To continue the Long Tail series, we have suggestions from Jim Gibbons and from Susan Larson of the New Orleans Times-Picayune. (You can read the earlier, omnibus post here. And a reminder: we asked respondents which work in translation had the deepest effect on their reading and writing.)
Jim Gibbons: The best translations bring out the poverty of our language as speak, read, and think in the grooves of habit and custom. In Hopscotch, Gregory Rabassa imports from Julio Cortázar’s Rayuela not only the longings of its characters but an entire climate of desire, a wistful, seductive weather that I, on my first reading some twenty years ago, had never encountered, never suspected its existence. The book made me rethink my signposts of reading. Its ironies, wit, and playfulness were of a different order than these qualities expressed by writers in English; its very mood was an alien country. Too much is made of what gets lost in translation: the compensatory discoveries in a book such as Hopscotch expand the language we think we know and make it richer, stranger, and more wondrous. Not once do we feel as if we’re reading some debased approximation of a superior original.
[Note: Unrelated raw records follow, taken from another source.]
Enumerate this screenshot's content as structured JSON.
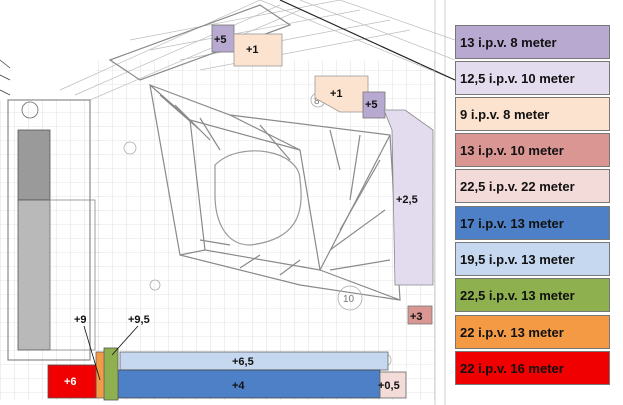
{
  "colors": {
    "purple_dark": "#b7a9d0",
    "lavender": "#e3dcee",
    "peach": "#fbe3cf",
    "rose": "#d99693",
    "pink_light": "#f3dbd9",
    "blue": "#4e80c8",
    "blue_light": "#c5d8f0",
    "green": "#8fb04f",
    "orange": "#f59a44",
    "red": "#f00000"
  },
  "legend": [
    {
      "text": "13 i.p.v. 8 meter",
      "color": "#b7a9d0"
    },
    {
      "text": "12,5 i.p.v. 10 meter",
      "color": "#e3dcee"
    },
    {
      "text": "9 i.p.v. 8 meter",
      "color": "#fbe3cf"
    },
    {
      "text": "13 i.p.v. 10 meter",
      "color": "#d99693"
    },
    {
      "text": "22,5 i.p.v. 22 meter",
      "color": "#f3dbd9"
    },
    {
      "text": "17 i.p.v. 13 meter",
      "color": "#4e80c8"
    },
    {
      "text": "19,5 i.p.v. 13 meter",
      "color": "#c5d8f0"
    },
    {
      "text": "22,5 i.p.v. 13 meter",
      "color": "#8fb04f"
    },
    {
      "text": "22 i.p.v. 13 meter",
      "color": "#f59a44"
    },
    {
      "text": "22 i.p.v. 16 meter",
      "color": "#f00000"
    }
  ],
  "plan_labels": {
    "top_purple": "+5",
    "top_peach": "+1",
    "mid_peach": "+1",
    "mid_purple": "+5",
    "lavender_strip": "+2,5",
    "rose_small": "+3",
    "green_label": "+9,5",
    "orange_label": "+9",
    "blue_light_label": "+6,5",
    "blue_label": "+4",
    "red_label": "+6",
    "pink_label": "+0,5"
  },
  "background_marks": {
    "number_8": "8",
    "number_10": "10"
  }
}
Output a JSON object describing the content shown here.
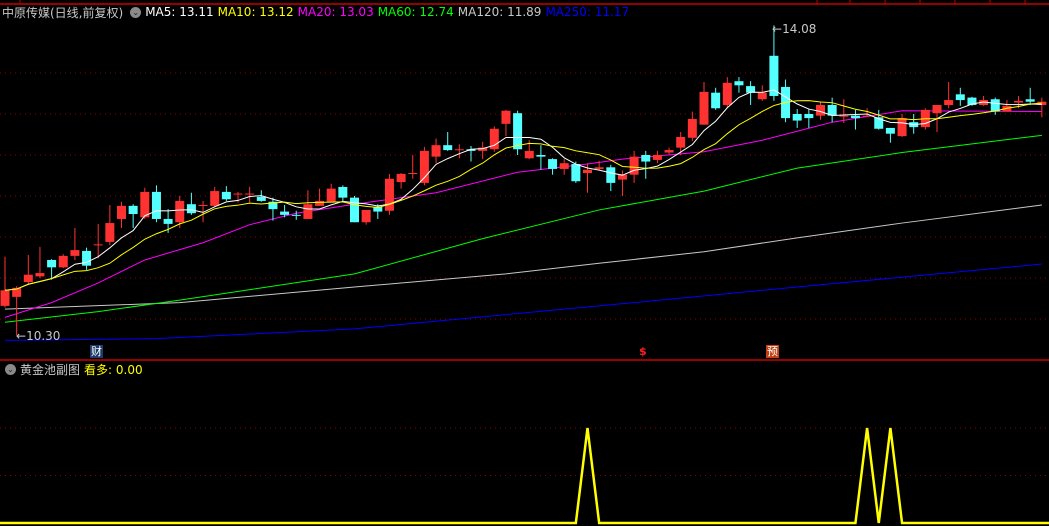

Susan Larson: I would say that the novels of Colette have been the works in translation that have most influenced me. I started with Six Short Novels, with that Glenway Westcott introduction, in my twenties, and worked my way through all the rest. Recently I returned to Break of Day, that tale of mornings and new beginnings and difficult reckonings, interweaving fact and fiction, and found it as wise, rueful and instructive as I did some 30 years ago.